Nicolle Yopa, Class of 2015
Kent State University/NOAC
Last year I was presented with an ethical dilemma in clinic. The patient was a high functioning 21-year-old male with Down Syndrome (“John”), who had a bilateral mild-to-moderate mixed hearing loss. John was enrolled in college classes and was being evaluated as his hearing impairment was affecting his ability to follow along in large lecture halls. He was also about to move to campus and live independently, so it was more important than ever that his hearing impairment be treated.
John received much support and encouragement from his father to proceed with amplification. The father attended every appointment with John, including the hearing aid evaluation. We recommended RITE aids with custom molds, as John would likely have difficulty inserting a dome in his ears due to dexterity issues. The father agreed and chose to proceed with the fitting. The next day, the father called the clinic; when he discussed our recommendations with his wife, she requested we change the custom molds to an open dome for cosmetic reasons. My supervisor explained to him that we could fulfill that request, but John would have to display successful insertion of the hearing aids before we could let him leave with them. Privately, my supervisor worried that fitting John with domes would set him up for failure.
Both John’s mother and father accompanied him at the hearing aid fitting. This is when we learned that the family was not in complete agreement with our recommended plan to treatment. Unlike the previous appointment, John now wanted nothing to do with the hearing aids and even cried after experiencing difficulty with inserting the dome tips. Despite his difficulties, his mother opposed switching to custom molds. Her main concern was that the hearing aids could be seen from behind. This concern in turn became John’s concern and he showed much discomfort in wearing them. His mother stood her ground when we wanted John to keep practicing. She told us that they were “educated people who could help John at home.” For reasons unknown, family and audiologists were not sharing the same goal: to confirm that John could manage this task on his own.
The appointment was scheduled for an hour but John’s mother cut us off at 30 minutes because John had class. We told her we had planned on an hour because many important things needed to be discussed; regardless, they opted to cut the appointment short so that John could make the last 20 minutes of class. My supervisor reluctantly agreed to let John leave with the hearing aids and have his parents practice with him at home.

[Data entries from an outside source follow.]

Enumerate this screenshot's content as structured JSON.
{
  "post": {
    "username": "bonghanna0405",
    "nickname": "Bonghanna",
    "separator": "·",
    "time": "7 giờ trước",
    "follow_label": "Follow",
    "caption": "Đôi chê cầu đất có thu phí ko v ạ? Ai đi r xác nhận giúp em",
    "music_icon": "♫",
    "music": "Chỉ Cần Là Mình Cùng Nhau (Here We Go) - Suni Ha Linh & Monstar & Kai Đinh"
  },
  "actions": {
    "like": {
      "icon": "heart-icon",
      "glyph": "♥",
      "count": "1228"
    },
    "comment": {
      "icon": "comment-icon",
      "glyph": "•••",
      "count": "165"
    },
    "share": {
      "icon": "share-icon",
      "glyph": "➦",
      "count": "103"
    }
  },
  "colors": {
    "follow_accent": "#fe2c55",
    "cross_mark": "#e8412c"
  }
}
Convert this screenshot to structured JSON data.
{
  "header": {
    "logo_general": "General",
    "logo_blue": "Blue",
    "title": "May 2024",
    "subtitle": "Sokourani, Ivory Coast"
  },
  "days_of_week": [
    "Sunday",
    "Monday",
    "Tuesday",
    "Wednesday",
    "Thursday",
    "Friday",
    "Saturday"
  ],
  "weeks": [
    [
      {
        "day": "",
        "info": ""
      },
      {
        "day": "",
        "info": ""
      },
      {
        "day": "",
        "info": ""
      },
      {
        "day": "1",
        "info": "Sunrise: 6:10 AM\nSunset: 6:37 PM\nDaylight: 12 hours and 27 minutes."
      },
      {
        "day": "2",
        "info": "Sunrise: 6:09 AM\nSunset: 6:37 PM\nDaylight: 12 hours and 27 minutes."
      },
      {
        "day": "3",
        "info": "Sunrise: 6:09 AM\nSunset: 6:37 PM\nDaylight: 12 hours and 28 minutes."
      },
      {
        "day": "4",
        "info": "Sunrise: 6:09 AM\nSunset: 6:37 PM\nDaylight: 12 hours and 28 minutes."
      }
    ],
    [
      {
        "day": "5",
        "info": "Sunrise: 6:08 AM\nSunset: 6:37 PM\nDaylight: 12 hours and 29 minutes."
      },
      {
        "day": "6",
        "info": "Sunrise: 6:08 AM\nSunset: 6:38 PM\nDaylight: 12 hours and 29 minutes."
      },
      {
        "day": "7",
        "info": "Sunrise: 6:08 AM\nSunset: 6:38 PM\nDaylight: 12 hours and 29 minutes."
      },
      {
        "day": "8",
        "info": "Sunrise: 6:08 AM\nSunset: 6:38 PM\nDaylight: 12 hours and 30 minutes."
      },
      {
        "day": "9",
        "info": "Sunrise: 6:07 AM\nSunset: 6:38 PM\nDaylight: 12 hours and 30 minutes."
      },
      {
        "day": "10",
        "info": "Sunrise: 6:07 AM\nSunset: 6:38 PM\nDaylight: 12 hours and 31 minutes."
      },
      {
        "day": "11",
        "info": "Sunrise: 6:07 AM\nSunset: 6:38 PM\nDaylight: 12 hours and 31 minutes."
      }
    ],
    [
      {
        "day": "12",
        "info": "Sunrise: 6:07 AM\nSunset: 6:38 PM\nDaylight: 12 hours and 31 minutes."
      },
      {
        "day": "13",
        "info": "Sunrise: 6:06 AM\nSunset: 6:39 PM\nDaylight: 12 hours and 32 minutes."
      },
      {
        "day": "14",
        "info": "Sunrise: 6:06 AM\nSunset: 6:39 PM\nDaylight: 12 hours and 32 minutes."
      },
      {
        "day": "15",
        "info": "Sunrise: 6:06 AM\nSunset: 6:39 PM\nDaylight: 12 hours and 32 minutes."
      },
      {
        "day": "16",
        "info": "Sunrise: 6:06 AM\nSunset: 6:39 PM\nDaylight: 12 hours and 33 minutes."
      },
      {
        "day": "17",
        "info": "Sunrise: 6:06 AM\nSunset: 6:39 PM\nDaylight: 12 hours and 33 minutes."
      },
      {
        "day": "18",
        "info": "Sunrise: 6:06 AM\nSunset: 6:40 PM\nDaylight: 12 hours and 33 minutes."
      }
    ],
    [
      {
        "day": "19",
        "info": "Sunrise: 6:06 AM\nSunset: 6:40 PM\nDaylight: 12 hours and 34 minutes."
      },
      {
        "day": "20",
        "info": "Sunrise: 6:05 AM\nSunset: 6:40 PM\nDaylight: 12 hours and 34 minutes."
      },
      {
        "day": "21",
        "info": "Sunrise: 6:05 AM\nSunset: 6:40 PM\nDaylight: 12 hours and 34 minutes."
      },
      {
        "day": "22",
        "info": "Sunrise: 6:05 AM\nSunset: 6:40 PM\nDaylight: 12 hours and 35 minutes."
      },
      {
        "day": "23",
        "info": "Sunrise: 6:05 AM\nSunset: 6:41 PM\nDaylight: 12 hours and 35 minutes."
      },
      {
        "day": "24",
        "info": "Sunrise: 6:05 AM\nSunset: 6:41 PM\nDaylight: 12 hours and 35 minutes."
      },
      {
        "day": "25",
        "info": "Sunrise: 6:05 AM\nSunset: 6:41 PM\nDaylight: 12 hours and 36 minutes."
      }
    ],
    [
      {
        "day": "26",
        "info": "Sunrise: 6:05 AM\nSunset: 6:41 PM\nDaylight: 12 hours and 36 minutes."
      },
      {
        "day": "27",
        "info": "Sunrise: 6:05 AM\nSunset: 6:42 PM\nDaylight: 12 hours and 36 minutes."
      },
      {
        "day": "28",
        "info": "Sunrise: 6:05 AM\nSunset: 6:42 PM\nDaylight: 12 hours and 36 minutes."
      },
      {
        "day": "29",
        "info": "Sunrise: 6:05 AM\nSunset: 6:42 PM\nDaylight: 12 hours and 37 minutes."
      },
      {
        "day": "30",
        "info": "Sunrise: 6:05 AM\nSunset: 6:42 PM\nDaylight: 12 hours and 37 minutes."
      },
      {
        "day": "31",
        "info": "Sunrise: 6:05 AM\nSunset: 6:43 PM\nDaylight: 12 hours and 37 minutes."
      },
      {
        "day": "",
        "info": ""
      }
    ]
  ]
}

As an educational clinic, we routinely video record the appointments so that we can critique ourselves later (with written patient permission, of course). When we later viewed this appointment, we learned that John had cried when we stepped out of the room and tossed the hearing aids on the table calling them “a total waste of time.” On his way out, he was heard to comment to his mother that he was taking them off before class.
Predictably, Things Got Worse
At the two-week follow-up appointment, John had two dead batteries in the hearing aids and the pack of extra batteries had not been opened. He still demonstrated much difficulty with insertion and admitted to not wearing the hearing aids. I had an opportunity to ask him about how he was feeling about everything. He had a hard time explaining his feelings, but in a roundabout way, he said he was uncomfortable wearing them because of what other people may think. I attempted counseling John on this matter, providing support and encouragement. Only his father accompanied John at this appointment, and he also provided positive encouragement and support. By the end of the appointment, John had a spark of motivation and said he wanted to give it another try, and another follow-up was scheduled for two weeks.
Only three days later, the father returned the hearing aids to the clinic and said that “John just was not ready.” Upon reflection, it seems fair to say that John was only as ready as his mother could be. Just as predicted by family systems theory (Seligman & Darling, 2009), the emotional state of one family member affects all family members; in our situation, mother’s objections became John’s objections, but we were caught off guard and never got to the heart of it all.
Could We Have Obtained a More Family-Centered Outcome?
A take-home lesson that will stick with me is this: if a parent is not attending appointments, I need to ask myself why? Is this absence meaningful? The reason could be as simple as a scheduling conflict, but it could also indicate avoidance or inner turmoil. We didn’t know and we didn’t ask. Parenting does not become worry-free when a child becomes a young adult. We should not be surprised if a parent seems upset about her child taking steps towards independence. It is not unusual for a parent to be concerned about a child’s appearance and other people’s perceptions. Mother’s request to change the hearing aid style for cosmetic reasons was an indicator of potential conflict; we could have called her and asked to talk more about her concerns before the next appointment. We could have developed a shared goal on how to manage hearing aid insertion over time with family support, rather than insisting that John be successful before taking the hearing aids home.
These are the kinds of questions that keep us family-centered and patient-centered. I have learned a lot from this situation and feel I will be better prepared if something like this happens again.
Seligman, M., & Darling, R.B. (2009). Ordinary families, special children: A systems approach to childhood disability. New York: Guildford Press.